Alongside David is the occasionally glimpsed Dylan Reeve, who steadily holds the camera and provides much-needed prodding in certain moments. TICKLED also has a handful of colorful individuals who are interviewed and a deeper mystery that slowly comes to light. These people include folks from the creepy company, a former tickle “competitor,” a talent scout for tickling videos, and other journalists who have been sucked into this tickling web of lies. This film starts off as something, shifts into something else, and ends up as a completely different, infinitely more depressing, and altogether infuriating experience entirely.
Herein lie the film’s faults though, because TICKLED occasionally seems unfocused. There is one guy (Richard Ivey, a tickle fetishist) whose interview seems almost unnecessary. Ivey’s segment seems like filler, as well as a slow-motion tickling sequence included in this piece of the film. Also, a would-be climactic confrontation (between David and our shady mystery villain) feels like an anti-climactic shrug, instead of a powerful scene to go out on. This isn’t the fault of David or Dylan, but it’s still a slight disappointment nonetheless.

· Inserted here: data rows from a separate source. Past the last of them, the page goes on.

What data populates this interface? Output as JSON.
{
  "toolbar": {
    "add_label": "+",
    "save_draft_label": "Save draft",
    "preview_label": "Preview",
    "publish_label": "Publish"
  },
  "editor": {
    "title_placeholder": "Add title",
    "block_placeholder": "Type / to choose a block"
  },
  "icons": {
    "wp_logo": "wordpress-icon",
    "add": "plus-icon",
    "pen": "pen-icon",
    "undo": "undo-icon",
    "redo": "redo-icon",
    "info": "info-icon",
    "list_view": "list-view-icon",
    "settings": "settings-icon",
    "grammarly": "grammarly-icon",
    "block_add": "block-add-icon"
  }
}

As a whole, TICKLED is an interesting (to say the least) documentary that is sure to surprise viewers and take them down a twisted path. You’ll likely want to read into this case after you watch the film and will be greeted with some arguably pleasant news (be sure to watch the 2017’s follow-up short THE TICKLE KING too). Though this documentary occasionally gets distracted by unnecessarily small details (e.g. Richard Ivey’s entire interview), it serves as a wholly unique and special viewing experience. TICKLED is a stark reminder that there are strange people in this world and some of these weirdos are far scarier when they have power (code for: lots of money).